Jackson's status is up in the air for Sunday due to an ankle injury, and he'd be a big loss for them if he were unable to go. Another young, versatile safety in Deon Bush is waiting in the wings if that's the case.
All this being said, this is a very, very talented defense in Chicago. They're coached extremely well by Fangio. They stop the run well, they cover well, and they rush the passer well. The Eagles have to go into the Windy City and try to stick to the game plan, do what they do best and do what they feel most comfortable doing. It will be imperative to not get behind the chains against this group. Try to avoid as many third-and-longs as possible against Mack, Hicks, and that front. There are matchups to be won, but Nick Foles must have time to deliver down the field if they're going to move the football. The offensive line has to be up to the challenge if the Eagles want to advance to the next round of the playoffs.
Fran Duffy is the producer of the Emmy-nominated Eagles Game Plan show which can be seen every gameday during the season on NBC10 in Philadelphia. He is also the host of two Eagles-related podcasts, Eagle Eye in the Sky, which examines the team from an X's and O's angle each and every week as well as the Journey to the Draft podcast, which covers college football and the NFL Draft all year round. Fran also authors the Eagle Eye in the Sky column, which runs four times a week during the football season to serve as a recap for the previous game and to preview the upcoming matchup. Prior to joining the Eagles in 2011, Duffy was the head video coordinator for the Temple University football team under former head coach Al Golden.

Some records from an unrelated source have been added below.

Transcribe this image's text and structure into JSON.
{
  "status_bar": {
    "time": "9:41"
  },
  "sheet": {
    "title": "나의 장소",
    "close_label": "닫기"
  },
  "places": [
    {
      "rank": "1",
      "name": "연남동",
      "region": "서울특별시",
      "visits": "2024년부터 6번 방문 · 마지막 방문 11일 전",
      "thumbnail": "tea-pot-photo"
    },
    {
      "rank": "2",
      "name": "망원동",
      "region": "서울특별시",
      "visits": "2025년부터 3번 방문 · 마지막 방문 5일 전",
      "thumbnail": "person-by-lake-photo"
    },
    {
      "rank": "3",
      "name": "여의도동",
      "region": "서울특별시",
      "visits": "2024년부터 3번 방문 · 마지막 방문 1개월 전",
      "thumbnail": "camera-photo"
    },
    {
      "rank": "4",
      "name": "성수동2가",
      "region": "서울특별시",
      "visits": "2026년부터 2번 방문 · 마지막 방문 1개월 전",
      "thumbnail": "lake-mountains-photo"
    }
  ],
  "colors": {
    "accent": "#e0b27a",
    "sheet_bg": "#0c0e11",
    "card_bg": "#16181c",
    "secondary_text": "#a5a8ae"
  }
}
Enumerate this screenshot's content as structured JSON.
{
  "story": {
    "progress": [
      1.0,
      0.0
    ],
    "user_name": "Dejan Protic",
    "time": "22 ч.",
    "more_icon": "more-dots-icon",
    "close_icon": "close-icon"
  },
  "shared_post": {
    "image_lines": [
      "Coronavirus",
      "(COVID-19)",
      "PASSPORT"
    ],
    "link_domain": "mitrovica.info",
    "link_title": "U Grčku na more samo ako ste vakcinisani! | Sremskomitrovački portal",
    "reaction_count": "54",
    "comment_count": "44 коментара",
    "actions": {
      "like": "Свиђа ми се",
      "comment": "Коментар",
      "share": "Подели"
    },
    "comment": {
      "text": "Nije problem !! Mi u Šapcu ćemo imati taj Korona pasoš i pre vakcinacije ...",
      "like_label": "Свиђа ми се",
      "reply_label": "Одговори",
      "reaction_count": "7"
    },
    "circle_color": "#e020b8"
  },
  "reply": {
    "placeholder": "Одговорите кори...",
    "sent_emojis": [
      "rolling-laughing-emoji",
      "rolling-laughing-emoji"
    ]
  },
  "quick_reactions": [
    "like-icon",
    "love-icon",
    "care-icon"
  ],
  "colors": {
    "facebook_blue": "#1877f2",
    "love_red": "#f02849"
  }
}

In that role, he spent thousands of hours shooting, logging, and assisting with the breakdown of the All-22 film from the team's games, practices, and opponents.